### WORK TO COMPLETE
Copy every line of the records below where the word "percent" occurs.
Segment Start: INFORMATION SHOWN
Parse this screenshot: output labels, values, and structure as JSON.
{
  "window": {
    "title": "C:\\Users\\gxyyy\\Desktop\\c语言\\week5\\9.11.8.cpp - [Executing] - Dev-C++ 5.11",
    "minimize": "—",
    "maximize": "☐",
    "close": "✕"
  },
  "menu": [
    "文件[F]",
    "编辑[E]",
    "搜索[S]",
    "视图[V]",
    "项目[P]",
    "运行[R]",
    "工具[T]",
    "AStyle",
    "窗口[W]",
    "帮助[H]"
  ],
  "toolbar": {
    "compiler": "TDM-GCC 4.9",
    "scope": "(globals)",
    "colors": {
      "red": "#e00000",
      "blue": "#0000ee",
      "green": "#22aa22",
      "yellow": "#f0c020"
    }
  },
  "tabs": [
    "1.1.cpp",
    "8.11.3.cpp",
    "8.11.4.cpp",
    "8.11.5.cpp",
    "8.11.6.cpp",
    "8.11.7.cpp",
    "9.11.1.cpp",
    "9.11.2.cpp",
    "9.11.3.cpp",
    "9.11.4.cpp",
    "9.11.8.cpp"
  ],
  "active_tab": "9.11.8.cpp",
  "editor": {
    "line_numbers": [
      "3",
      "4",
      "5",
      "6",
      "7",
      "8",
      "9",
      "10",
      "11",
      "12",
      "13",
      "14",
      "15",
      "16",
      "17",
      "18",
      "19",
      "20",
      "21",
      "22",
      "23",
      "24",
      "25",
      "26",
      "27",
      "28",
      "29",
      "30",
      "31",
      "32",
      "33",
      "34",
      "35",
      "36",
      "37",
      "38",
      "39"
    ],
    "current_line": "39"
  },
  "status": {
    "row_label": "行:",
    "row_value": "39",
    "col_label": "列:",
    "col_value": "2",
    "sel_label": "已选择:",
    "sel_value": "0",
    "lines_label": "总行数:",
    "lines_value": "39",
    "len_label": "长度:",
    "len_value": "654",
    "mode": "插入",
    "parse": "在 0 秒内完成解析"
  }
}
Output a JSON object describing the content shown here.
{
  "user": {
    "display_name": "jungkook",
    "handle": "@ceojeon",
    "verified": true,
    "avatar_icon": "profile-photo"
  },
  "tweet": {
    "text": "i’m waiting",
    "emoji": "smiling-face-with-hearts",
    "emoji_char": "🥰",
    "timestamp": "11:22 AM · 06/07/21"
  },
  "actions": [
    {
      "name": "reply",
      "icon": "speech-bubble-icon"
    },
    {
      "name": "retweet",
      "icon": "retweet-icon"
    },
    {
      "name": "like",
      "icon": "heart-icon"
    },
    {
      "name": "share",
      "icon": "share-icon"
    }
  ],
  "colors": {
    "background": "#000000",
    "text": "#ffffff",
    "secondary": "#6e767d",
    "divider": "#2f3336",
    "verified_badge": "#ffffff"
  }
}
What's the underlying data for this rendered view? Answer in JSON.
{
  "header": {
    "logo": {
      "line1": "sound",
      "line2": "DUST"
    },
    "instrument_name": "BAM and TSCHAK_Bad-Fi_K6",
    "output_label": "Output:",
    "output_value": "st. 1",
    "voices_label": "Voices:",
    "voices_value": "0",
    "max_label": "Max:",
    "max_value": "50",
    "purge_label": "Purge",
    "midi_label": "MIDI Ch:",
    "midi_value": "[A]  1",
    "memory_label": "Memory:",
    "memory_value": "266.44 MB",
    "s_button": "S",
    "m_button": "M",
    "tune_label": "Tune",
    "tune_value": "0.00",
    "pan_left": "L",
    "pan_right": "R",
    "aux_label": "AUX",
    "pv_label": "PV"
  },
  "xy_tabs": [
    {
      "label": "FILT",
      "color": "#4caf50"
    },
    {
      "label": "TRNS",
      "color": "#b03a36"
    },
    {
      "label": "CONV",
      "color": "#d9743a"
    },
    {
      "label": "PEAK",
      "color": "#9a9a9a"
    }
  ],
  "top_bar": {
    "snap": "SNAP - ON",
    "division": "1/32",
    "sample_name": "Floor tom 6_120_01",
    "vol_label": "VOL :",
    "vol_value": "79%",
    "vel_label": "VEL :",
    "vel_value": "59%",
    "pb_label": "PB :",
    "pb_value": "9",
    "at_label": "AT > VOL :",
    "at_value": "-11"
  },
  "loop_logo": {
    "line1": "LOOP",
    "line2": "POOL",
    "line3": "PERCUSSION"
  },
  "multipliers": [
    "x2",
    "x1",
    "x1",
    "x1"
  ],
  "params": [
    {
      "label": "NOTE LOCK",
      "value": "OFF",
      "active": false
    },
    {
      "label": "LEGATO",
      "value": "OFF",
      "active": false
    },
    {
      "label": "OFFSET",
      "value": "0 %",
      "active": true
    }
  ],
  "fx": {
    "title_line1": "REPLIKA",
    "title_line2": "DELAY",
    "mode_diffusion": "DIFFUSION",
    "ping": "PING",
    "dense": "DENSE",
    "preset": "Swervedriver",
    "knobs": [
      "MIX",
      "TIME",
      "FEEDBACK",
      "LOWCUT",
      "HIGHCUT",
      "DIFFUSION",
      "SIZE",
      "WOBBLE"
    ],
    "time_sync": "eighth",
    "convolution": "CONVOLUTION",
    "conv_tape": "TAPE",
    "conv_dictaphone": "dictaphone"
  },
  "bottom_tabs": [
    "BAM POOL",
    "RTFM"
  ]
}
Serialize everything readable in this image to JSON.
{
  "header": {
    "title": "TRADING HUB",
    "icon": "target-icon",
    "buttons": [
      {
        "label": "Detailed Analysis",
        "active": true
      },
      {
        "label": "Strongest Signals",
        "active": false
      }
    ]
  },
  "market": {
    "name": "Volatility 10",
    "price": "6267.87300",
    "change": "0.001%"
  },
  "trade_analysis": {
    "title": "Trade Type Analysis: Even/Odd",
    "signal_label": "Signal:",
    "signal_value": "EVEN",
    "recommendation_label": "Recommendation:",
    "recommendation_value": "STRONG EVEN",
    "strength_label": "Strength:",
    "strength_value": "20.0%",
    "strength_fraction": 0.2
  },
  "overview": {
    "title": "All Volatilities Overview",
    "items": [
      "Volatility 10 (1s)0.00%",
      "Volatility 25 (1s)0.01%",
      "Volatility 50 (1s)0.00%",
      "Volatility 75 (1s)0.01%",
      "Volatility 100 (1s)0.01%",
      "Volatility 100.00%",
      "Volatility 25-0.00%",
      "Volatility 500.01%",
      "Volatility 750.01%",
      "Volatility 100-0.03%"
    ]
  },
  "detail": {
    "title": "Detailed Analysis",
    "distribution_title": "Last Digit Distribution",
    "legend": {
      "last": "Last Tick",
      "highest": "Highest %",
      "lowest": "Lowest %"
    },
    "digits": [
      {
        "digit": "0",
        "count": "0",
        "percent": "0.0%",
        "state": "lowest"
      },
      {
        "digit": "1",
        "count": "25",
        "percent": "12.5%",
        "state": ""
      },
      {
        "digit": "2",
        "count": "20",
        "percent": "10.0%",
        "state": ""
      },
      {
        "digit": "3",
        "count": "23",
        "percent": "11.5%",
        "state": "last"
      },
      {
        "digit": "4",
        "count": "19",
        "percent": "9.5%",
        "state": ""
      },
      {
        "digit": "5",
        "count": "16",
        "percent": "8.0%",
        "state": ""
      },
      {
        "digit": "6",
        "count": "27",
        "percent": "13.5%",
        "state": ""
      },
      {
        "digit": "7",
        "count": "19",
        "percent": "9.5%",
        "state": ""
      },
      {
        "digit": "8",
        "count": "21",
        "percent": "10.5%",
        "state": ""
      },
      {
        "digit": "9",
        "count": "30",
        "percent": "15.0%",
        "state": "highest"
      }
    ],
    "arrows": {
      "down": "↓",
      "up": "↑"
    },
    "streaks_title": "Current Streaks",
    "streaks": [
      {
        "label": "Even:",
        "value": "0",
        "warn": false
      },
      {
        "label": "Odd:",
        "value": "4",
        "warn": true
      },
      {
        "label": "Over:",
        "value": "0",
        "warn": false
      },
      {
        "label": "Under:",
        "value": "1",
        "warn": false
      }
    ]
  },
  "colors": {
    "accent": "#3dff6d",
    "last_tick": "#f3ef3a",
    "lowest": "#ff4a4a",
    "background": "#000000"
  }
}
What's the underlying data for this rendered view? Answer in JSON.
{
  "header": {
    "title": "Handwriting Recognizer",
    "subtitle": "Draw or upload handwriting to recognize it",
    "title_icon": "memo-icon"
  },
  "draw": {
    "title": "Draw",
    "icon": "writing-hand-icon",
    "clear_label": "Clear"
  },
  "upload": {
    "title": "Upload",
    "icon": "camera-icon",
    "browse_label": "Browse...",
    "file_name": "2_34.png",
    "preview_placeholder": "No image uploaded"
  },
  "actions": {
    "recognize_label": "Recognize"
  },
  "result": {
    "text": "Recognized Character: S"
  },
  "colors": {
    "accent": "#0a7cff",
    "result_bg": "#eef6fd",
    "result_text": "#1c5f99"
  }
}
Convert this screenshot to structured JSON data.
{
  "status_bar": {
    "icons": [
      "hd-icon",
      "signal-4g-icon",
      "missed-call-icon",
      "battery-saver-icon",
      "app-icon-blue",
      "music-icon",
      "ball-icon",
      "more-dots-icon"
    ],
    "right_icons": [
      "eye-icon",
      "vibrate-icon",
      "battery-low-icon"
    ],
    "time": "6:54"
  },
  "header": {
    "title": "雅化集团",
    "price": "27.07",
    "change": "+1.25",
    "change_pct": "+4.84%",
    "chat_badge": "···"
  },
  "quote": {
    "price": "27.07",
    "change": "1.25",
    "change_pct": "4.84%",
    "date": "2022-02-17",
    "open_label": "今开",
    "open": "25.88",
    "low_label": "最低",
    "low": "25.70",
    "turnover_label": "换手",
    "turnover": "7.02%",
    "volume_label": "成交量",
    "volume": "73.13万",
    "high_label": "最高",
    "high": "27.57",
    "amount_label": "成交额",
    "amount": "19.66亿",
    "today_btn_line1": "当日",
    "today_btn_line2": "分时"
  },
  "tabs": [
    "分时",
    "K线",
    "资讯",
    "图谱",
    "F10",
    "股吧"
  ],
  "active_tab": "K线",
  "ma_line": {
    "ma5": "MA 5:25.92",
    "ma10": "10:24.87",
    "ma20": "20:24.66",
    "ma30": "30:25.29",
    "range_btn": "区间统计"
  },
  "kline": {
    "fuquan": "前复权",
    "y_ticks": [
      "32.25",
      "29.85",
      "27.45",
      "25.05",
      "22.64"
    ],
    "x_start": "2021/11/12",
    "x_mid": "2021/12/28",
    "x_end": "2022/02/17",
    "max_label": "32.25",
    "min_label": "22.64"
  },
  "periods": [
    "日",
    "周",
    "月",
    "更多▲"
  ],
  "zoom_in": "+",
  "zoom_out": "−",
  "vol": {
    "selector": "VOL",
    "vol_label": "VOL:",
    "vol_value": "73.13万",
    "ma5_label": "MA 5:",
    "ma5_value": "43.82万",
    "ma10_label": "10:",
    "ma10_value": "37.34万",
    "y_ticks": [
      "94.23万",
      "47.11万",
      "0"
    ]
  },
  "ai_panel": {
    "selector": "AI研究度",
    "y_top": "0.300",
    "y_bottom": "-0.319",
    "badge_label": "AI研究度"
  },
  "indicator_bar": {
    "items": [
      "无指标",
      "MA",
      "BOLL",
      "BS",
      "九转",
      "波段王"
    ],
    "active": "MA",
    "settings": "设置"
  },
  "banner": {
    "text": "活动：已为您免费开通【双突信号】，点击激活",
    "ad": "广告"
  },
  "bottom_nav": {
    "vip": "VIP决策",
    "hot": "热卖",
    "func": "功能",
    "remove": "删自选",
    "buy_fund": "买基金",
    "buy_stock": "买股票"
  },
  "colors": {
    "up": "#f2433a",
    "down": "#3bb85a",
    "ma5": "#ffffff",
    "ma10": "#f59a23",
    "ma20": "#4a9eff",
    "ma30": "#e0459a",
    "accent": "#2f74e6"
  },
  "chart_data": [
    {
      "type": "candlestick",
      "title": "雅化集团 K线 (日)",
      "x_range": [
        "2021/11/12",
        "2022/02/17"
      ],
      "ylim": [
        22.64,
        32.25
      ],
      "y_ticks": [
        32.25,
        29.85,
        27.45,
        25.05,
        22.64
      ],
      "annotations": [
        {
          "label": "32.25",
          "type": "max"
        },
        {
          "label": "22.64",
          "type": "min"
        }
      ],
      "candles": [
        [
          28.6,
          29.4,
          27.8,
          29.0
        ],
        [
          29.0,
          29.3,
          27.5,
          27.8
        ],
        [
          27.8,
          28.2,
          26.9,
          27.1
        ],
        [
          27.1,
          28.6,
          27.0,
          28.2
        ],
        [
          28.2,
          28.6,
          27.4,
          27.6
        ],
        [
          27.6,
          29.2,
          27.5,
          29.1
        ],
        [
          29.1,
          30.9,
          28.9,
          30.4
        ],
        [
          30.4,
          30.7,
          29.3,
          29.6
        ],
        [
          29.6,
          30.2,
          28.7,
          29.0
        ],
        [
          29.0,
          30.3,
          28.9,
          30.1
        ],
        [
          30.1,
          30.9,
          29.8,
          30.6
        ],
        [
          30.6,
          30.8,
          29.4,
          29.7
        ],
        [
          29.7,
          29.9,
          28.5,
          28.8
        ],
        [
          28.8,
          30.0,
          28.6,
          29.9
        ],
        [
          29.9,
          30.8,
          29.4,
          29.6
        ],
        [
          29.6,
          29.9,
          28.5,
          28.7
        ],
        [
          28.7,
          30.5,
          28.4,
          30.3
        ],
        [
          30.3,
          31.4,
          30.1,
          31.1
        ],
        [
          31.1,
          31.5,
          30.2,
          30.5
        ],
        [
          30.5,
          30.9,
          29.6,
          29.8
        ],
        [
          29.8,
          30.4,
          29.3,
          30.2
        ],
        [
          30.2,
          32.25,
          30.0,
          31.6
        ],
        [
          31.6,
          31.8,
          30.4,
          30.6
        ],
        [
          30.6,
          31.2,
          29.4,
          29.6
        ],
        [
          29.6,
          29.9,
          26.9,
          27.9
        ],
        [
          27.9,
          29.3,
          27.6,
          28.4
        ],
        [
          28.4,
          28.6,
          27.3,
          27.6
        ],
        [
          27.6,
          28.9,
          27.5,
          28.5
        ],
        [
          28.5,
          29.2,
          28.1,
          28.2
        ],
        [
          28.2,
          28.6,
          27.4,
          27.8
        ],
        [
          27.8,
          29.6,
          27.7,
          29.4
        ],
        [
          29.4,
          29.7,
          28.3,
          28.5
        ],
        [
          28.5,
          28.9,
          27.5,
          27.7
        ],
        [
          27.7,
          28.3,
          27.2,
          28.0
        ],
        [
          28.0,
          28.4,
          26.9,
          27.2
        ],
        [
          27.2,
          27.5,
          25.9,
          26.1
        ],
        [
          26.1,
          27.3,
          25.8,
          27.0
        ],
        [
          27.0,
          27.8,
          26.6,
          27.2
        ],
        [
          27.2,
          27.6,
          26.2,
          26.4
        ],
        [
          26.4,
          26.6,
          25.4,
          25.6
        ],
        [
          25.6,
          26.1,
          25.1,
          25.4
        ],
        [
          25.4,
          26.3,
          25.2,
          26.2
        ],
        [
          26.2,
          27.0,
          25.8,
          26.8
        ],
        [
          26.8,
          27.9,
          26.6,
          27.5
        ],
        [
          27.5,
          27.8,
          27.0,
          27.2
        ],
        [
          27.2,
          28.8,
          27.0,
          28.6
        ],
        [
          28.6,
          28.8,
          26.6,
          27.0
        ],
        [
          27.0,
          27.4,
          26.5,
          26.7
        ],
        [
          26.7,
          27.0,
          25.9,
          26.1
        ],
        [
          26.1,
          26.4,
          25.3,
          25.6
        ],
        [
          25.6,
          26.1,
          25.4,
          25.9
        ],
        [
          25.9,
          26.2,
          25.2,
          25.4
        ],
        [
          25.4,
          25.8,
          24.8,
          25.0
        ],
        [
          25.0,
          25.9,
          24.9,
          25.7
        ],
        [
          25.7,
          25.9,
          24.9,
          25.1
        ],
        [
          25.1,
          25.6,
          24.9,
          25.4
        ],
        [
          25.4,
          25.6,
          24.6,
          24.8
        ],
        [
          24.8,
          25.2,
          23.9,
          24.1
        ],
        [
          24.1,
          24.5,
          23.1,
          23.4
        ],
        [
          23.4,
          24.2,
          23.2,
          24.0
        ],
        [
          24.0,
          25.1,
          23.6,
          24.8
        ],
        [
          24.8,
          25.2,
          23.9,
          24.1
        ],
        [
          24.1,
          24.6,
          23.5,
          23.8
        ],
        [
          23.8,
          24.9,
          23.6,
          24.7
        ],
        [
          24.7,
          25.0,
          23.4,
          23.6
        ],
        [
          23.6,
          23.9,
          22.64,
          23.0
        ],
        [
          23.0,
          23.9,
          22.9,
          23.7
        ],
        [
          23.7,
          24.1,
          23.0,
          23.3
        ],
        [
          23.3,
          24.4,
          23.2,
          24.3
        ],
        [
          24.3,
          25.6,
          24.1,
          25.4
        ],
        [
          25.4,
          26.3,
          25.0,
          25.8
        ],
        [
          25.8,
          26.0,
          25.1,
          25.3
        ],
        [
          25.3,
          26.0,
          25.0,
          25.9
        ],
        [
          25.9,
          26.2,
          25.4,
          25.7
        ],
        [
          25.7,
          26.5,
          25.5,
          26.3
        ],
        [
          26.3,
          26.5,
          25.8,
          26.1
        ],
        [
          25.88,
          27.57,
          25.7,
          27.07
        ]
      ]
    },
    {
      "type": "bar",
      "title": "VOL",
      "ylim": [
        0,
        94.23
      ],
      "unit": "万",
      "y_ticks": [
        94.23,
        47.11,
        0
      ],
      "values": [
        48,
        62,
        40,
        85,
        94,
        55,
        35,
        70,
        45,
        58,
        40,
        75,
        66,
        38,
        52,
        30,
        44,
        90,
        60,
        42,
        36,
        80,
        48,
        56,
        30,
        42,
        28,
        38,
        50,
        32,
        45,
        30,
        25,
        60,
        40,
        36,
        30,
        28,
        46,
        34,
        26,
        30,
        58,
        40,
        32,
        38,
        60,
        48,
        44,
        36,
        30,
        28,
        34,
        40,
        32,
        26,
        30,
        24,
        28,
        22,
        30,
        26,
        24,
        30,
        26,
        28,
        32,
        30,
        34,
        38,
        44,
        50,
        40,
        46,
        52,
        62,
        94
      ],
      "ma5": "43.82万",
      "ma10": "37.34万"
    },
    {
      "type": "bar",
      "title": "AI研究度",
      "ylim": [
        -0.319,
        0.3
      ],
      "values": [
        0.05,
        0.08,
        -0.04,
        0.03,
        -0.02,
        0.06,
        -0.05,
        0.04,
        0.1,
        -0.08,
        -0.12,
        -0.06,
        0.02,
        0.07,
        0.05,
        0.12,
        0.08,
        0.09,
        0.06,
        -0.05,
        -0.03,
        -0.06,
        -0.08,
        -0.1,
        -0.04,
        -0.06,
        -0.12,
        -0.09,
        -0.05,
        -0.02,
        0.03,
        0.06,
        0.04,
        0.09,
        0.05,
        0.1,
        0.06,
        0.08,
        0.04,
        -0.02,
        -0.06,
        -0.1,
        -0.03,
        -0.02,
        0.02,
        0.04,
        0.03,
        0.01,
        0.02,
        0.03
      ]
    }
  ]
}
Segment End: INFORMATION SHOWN
### ANSWER FOR THIS EXERCISE
        "percent": "0.0%",
        "percent": "12.5%",
        "percent": "10.0%",
        "percent": "11.5%",
        "percent": "9.5%",
        "percent": "8.0%",
        "percent": "13.5%",
        "percent": "9.5%",
        "percent": "10.5%",
        "percent": "15.0%",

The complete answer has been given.